## Exercise data

▼

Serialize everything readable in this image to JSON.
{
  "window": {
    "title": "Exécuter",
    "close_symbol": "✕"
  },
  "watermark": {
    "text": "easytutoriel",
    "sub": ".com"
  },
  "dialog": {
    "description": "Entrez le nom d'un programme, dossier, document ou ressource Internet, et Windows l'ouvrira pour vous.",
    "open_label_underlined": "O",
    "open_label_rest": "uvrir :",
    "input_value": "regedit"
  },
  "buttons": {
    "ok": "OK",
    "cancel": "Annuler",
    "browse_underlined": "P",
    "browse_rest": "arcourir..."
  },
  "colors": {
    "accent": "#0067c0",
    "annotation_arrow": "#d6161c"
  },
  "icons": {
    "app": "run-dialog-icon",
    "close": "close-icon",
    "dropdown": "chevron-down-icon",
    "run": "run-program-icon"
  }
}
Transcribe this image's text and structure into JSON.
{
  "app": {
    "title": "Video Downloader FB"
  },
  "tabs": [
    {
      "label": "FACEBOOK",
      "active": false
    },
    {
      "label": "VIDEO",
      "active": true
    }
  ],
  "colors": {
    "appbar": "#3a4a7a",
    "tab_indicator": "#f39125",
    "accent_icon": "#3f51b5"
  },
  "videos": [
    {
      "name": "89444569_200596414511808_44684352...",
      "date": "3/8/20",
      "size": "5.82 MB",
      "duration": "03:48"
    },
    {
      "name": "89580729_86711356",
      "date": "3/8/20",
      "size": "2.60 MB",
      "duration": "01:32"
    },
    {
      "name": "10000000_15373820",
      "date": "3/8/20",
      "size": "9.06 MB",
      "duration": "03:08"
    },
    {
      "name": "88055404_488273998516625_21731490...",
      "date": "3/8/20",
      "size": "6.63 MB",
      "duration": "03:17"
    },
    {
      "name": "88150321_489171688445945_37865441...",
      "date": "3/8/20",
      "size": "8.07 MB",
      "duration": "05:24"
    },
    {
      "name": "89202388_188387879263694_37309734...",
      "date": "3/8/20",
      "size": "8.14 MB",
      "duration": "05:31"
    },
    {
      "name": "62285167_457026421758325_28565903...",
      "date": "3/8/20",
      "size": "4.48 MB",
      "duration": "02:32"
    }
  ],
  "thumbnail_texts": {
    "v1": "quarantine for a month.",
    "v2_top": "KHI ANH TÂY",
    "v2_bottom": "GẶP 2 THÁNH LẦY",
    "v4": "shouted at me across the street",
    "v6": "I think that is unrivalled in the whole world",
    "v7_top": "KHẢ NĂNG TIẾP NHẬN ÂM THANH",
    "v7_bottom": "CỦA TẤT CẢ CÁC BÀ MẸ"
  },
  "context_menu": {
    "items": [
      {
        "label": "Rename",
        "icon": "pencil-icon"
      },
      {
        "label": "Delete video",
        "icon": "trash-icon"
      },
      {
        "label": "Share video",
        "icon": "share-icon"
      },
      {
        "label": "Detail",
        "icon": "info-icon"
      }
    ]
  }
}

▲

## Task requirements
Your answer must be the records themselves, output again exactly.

## Task answer
Serialize everything readable in this image to JSON.
{
  "window": {
    "title": "Exécuter",
    "close_symbol": "✕"
  },
  "watermark": {
    "text": "easytutoriel",
    "sub": ".com"
  },
  "dialog": {
    "description": "Entrez le nom d'un programme, dossier, document ou ressource Internet, et Windows l'ouvrira pour vous.",
    "open_label_underlined": "O",
    "open_label_rest": "uvrir :",
    "input_value": "regedit"
  },
  "buttons": {
    "ok": "OK",
    "cancel": "Annuler",
    "browse_underlined": "P",
    "browse_rest": "arcourir..."
  },
  "colors": {
    "accent": "#0067c0",
    "annotation_arrow": "#d6161c"
  },
  "icons": {
    "app": "run-dialog-icon",
    "close": "close-icon",
    "dropdown": "chevron-down-icon",
    "run": "run-program-icon"
  }
}
Transcribe this image's text and structure into JSON.
{
  "app": {
    "title": "Video Downloader FB"
  },
  "tabs": [
    {
      "label": "FACEBOOK",
      "active": false
    },
    {
      "label": "VIDEO",
      "active": true
    }
  ],
  "colors": {
    "appbar": "#3a4a7a",
    "tab_indicator": "#f39125",
    "accent_icon": "#3f51b5"
  },
  "videos": [
    {
      "name": "89444569_200596414511808_44684352...",
      "date": "3/8/20",
      "size": "5.82 MB",
      "duration": "03:48"
    },
    {
      "name": "89580729_86711356",
      "date": "3/8/20",
      "size": "2.60 MB",
      "duration": "01:32"
    },
    {
      "name": "10000000_15373820",
      "date": "3/8/20",
      "size": "9.06 MB",
      "duration": "03:08"
    },
    {
      "name": "88055404_488273998516625_21731490...",
      "date": "3/8/20",
      "size": "6.63 MB",
      "duration": "03:17"
    },
    {
      "name": "88150321_489171688445945_37865441...",
      "date": "3/8/20",
      "size": "8.07 MB",
      "duration": "05:24"
    },
    {
      "name": "89202388_188387879263694_37309734...",
      "date": "3/8/20",
      "size": "8.14 MB",
      "duration": "05:31"
    },
    {
      "name": "62285167_457026421758325_28565903...",
      "date": "3/8/20",
      "size": "4.48 MB",
      "duration": "02:32"
    }
  ],
  "thumbnail_texts": {
    "v1": "quarantine for a month.",
    "v2_top": "KHI ANH TÂY",
    "v2_bottom": "GẶP 2 THÁNH LẦY",
    "v4": "shouted at me across the street",
    "v6": "I think that is unrivalled in the whole world",
    "v7_top": "KHẢ NĂNG TIẾP NHẬN ÂM THANH",
    "v7_bottom": "CỦA TẤT CẢ CÁC BÀ MẸ"
  },
  "context_menu": {
    "items": [
      {
        "label": "Rename",
        "icon": "pencil-icon"
      },
      {
        "label": "Delete video",
        "icon": "trash-icon"
      },
      {
        "label": "Share video",
        "icon": "share-icon"
      },
      {
        "label": "Detail",
        "icon": "info-icon"
      }
    ]
  }
}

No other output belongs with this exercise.